Required work: Look through the records and copy each line with the string "Переходы" in it.

Component data from apps and pages:
• • • • •

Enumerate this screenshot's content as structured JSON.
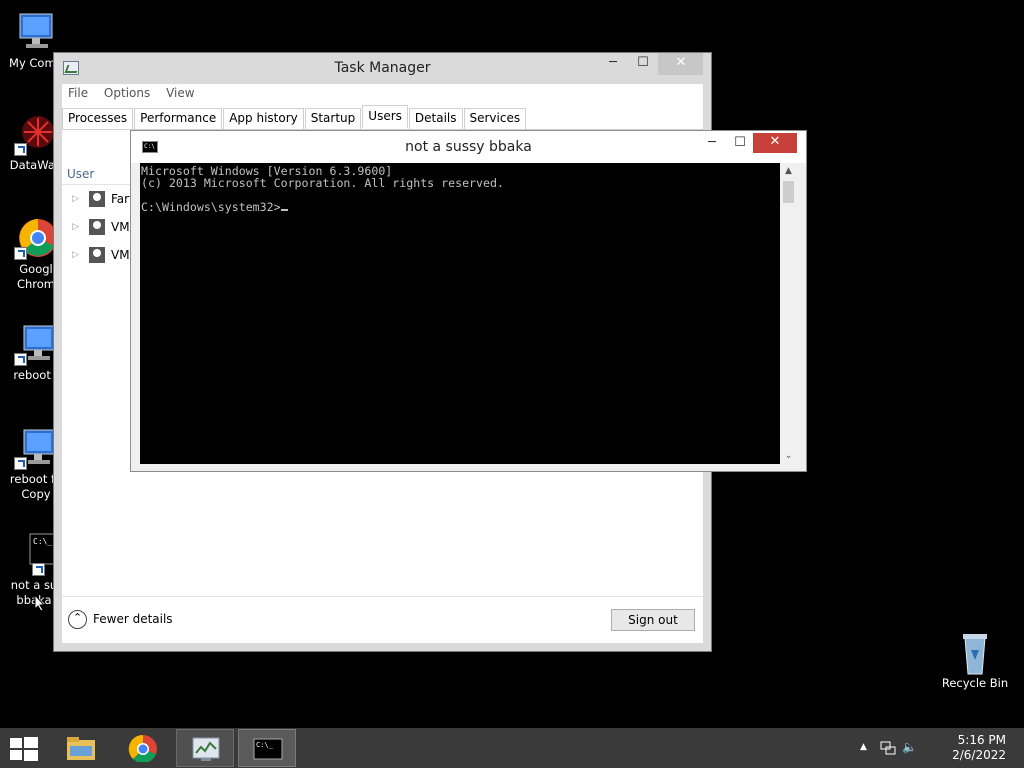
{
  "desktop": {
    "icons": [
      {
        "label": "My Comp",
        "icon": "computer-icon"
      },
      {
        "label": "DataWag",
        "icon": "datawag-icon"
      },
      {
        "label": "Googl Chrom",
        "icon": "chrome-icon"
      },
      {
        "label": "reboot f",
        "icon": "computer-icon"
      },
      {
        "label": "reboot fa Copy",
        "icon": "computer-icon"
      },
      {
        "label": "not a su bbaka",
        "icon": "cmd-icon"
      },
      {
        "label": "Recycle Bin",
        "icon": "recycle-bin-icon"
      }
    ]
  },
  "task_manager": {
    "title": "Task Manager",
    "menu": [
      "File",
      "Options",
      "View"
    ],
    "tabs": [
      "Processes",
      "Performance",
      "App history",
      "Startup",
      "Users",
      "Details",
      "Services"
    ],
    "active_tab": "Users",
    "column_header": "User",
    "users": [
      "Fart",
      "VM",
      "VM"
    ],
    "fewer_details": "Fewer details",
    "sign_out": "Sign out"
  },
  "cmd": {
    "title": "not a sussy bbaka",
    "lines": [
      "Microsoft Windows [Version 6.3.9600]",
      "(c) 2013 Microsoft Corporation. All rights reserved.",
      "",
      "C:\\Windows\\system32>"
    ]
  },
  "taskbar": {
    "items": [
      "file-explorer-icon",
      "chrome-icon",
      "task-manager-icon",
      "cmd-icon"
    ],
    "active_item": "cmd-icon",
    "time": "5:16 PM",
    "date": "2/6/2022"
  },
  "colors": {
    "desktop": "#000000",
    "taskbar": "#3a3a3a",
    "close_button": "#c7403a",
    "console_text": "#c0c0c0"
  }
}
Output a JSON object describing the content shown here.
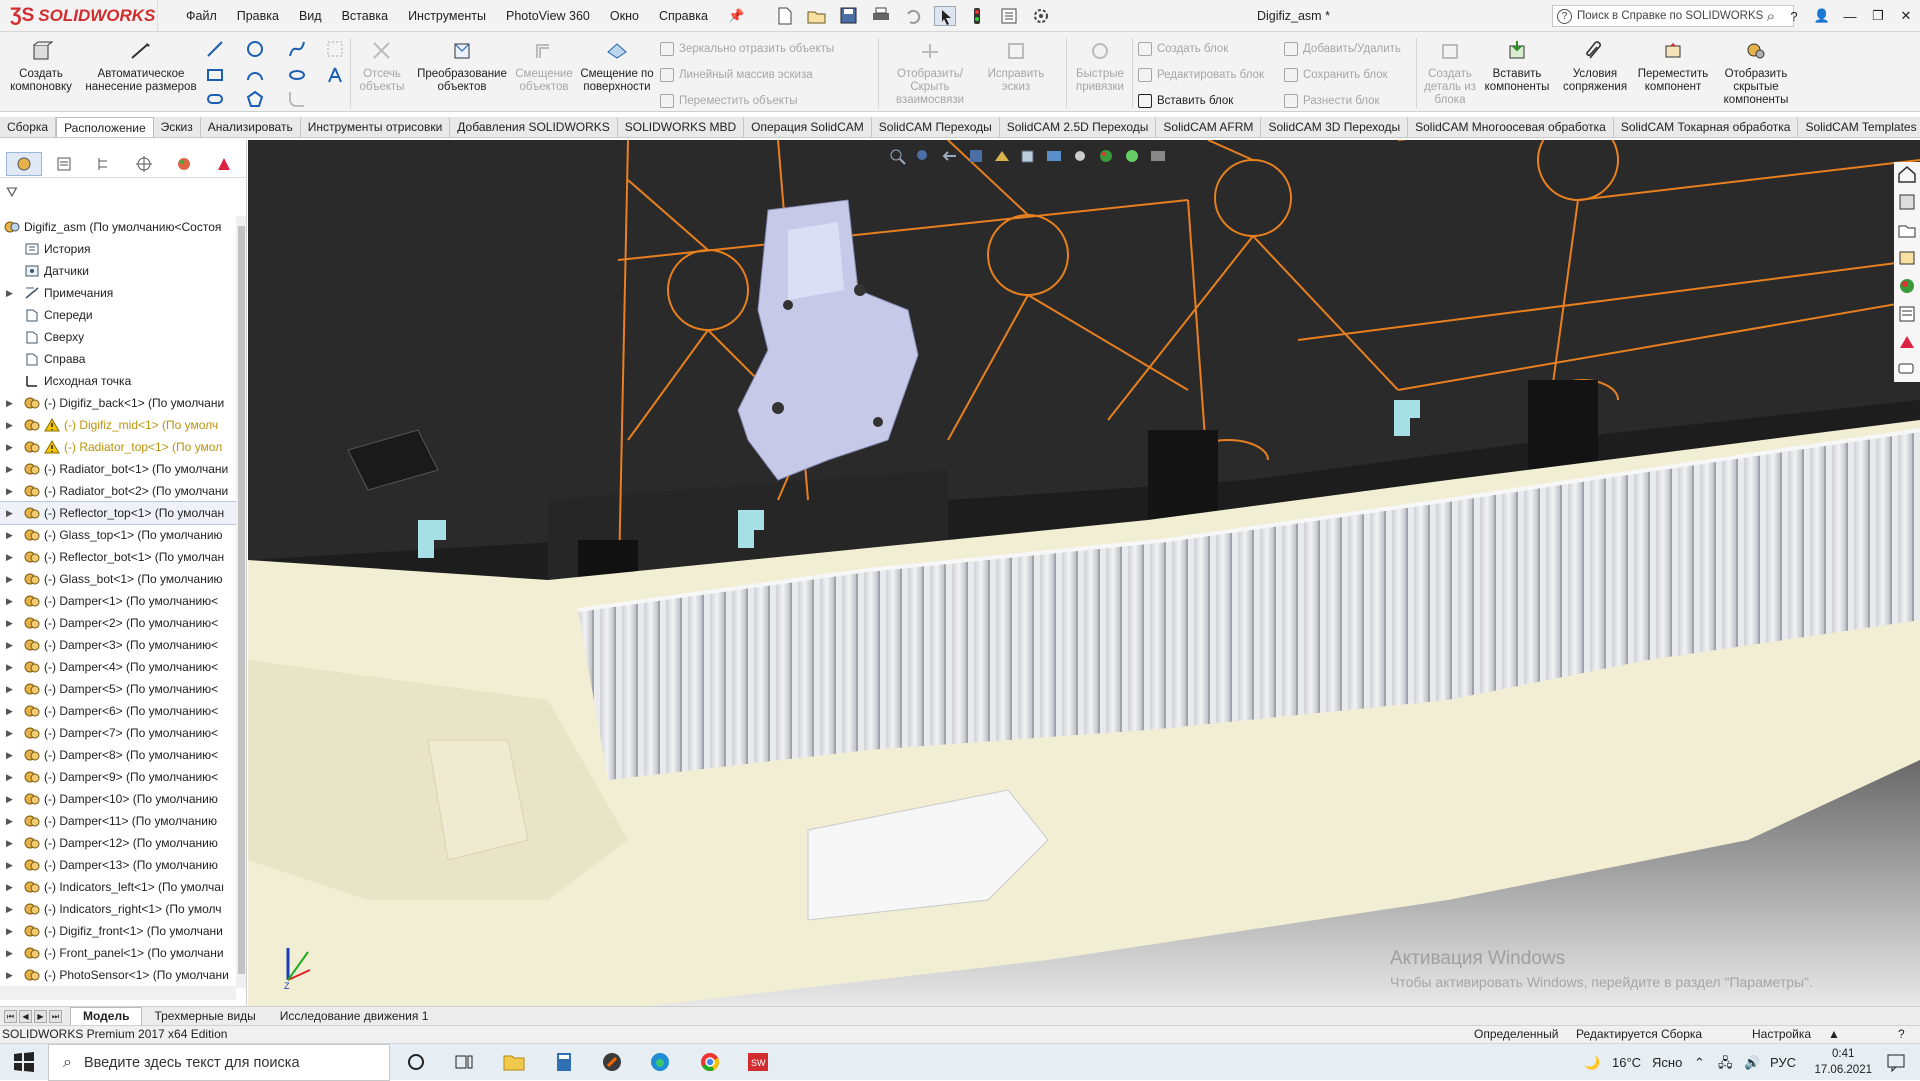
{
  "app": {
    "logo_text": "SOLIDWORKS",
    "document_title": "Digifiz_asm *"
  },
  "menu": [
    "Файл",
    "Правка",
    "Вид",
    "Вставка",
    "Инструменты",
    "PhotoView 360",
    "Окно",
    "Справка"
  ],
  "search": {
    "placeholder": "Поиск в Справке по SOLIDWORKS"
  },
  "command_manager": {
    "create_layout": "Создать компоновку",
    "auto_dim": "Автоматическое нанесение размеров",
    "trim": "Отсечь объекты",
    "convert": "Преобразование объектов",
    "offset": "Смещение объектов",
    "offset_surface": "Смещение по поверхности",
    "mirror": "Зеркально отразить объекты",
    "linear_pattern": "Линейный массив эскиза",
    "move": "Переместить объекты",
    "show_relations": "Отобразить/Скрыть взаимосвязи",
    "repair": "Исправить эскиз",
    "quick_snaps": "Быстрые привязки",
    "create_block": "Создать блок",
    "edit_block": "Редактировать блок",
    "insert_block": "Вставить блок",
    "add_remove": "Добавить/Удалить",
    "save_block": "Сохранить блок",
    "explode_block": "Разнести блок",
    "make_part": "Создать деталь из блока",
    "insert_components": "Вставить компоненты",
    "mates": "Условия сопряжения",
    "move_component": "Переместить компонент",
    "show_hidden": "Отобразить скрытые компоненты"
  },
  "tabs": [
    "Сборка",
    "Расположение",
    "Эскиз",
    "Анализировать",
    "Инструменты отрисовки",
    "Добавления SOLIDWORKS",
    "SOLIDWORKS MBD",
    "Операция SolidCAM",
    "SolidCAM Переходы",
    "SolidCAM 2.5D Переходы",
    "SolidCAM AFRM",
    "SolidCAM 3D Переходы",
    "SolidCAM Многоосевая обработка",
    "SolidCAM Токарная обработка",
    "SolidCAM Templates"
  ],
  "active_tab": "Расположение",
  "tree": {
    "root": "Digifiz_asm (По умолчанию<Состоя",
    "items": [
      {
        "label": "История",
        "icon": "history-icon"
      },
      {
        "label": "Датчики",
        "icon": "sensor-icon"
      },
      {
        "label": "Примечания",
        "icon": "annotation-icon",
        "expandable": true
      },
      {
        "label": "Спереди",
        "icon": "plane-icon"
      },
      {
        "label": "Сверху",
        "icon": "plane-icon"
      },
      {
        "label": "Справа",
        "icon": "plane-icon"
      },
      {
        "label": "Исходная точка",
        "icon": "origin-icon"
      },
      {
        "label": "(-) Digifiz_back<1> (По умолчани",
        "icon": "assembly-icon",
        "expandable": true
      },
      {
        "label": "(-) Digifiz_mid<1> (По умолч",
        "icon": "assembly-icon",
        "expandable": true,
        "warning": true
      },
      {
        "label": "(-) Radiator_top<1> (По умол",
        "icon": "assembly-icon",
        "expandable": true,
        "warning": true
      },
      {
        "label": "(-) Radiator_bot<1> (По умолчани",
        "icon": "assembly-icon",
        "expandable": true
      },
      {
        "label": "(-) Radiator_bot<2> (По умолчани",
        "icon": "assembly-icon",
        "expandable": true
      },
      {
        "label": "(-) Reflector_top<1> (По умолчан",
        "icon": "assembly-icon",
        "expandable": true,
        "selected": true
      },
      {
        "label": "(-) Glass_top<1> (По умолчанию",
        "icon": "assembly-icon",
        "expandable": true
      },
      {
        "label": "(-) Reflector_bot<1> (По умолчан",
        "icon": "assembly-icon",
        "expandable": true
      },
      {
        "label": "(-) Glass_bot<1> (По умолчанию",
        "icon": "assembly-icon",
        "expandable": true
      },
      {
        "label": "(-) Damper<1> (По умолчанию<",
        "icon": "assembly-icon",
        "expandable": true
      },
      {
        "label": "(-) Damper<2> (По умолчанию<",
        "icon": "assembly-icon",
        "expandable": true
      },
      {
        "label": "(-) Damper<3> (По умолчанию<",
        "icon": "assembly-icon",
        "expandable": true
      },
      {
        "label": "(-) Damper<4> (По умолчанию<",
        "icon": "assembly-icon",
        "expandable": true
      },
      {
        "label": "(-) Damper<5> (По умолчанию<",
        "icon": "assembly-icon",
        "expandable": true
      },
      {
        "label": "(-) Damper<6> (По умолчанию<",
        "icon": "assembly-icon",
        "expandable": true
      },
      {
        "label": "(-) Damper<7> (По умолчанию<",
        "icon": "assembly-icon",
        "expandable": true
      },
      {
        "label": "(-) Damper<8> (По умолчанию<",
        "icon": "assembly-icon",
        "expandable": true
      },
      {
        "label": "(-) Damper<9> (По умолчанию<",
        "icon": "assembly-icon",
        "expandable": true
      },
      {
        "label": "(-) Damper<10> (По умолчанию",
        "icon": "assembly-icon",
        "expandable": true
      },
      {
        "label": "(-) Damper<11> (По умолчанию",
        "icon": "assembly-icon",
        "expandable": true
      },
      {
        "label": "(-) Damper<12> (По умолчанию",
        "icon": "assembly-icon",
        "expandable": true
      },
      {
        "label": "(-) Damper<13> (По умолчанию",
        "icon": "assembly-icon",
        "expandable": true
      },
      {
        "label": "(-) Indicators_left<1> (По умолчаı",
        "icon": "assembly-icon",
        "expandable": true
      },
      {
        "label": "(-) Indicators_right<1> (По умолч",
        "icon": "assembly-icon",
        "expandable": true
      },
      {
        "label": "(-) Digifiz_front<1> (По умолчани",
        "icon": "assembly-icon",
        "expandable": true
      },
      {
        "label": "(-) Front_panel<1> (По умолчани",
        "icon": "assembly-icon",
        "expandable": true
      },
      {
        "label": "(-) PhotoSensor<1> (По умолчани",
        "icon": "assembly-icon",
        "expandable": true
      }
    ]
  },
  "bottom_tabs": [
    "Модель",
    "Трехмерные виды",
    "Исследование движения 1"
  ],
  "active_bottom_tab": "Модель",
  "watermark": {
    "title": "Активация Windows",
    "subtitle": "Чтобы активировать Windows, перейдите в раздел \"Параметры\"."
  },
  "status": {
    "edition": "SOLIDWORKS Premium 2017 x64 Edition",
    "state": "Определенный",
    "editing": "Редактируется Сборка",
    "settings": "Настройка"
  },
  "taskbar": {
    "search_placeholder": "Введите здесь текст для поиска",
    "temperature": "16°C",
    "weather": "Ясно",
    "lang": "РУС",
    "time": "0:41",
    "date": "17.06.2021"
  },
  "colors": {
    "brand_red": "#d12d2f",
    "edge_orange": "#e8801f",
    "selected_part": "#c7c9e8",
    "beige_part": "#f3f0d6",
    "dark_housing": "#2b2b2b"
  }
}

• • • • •

Output for this exercise:
    "SolidCAM Переходы",
    "SolidCAM 2.5D Переходы",
    "SolidCAM 3D Переходы",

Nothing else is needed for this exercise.